┌────────
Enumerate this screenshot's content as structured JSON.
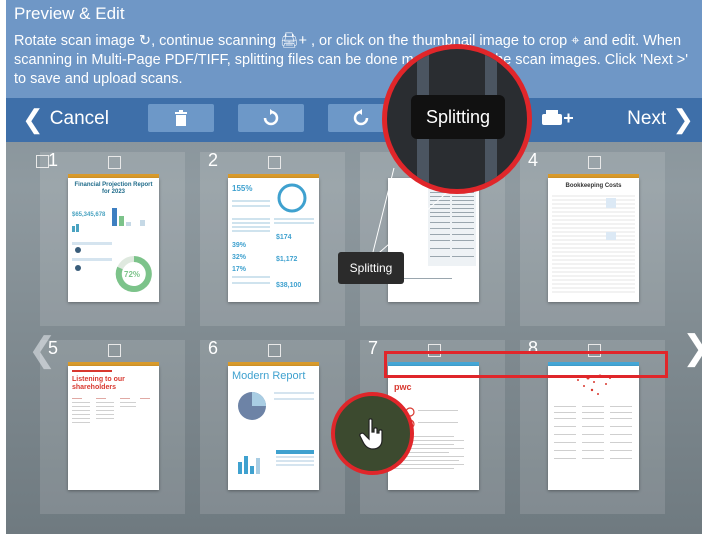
{
  "header": {
    "title": "Preview & Edit",
    "description": "Rotate scan image ↻, continue scanning 🖨+ , or click on the thumbnail image to crop ⌖ and edit.  When scanning in Multi-Page PDF/TIFF, splitting files can be done m… between the scan images.  Click 'Next >' to save and upload scans."
  },
  "toolbar": {
    "cancel_label": "Cancel",
    "next_label": "Next"
  },
  "tooltip": {
    "text": "Splitting"
  },
  "thumbnails": [
    {
      "number": "1",
      "title_line1": "Financial Projection Report for 2023",
      "big_value": "$65,345,678",
      "percent": "72%"
    },
    {
      "number": "2",
      "percent_a": "155%",
      "value_a": "$174",
      "value_b": "$1,172",
      "value_c": "$38,100",
      "pct_b": "39%",
      "pct_c": "32%",
      "pct_d": "17%"
    },
    {
      "number": "3"
    },
    {
      "number": "4",
      "title": "Bookkeeping Costs"
    },
    {
      "number": "5",
      "heading": "Listening to our shareholders"
    },
    {
      "number": "6",
      "title": "Modern Report"
    },
    {
      "number": "7",
      "brand": "pwc"
    },
    {
      "number": "8"
    }
  ]
}
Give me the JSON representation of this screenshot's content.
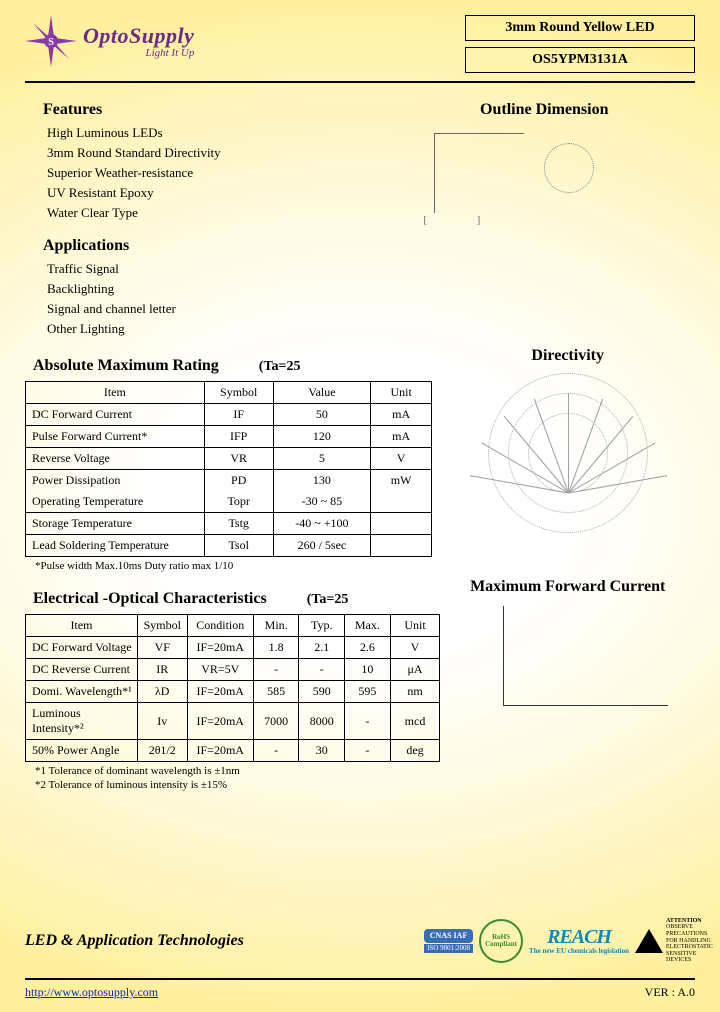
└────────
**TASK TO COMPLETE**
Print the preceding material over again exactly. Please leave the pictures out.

**EXPECTED ANSWER**
Enumerate this screenshot's content as structured JSON.
{
  "header": {
    "title": "Preview & Edit",
    "description": "Rotate scan image ↻, continue scanning 🖨+ , or click on the thumbnail image to crop ⌖ and edit.  When scanning in Multi-Page PDF/TIFF, splitting files can be done m… between the scan images.  Click 'Next >' to save and upload scans."
  },
  "toolbar": {
    "cancel_label": "Cancel",
    "next_label": "Next"
  },
  "tooltip": {
    "text": "Splitting"
  },
  "thumbnails": [
    {
      "number": "1",
      "title_line1": "Financial Projection Report for 2023",
      "big_value": "$65,345,678",
      "percent": "72%"
    },
    {
      "number": "2",
      "percent_a": "155%",
      "value_a": "$174",
      "value_b": "$1,172",
      "value_c": "$38,100",
      "pct_b": "39%",
      "pct_c": "32%",
      "pct_d": "17%"
    },
    {
      "number": "3"
    },
    {
      "number": "4",
      "title": "Bookkeeping Costs"
    },
    {
      "number": "5",
      "heading": "Listening to our shareholders"
    },
    {
      "number": "6",
      "title": "Modern Report"
    },
    {
      "number": "7",
      "brand": "pwc"
    },
    {
      "number": "8"
    }
  ]
}
Give me the JSON representation of this screenshot's content.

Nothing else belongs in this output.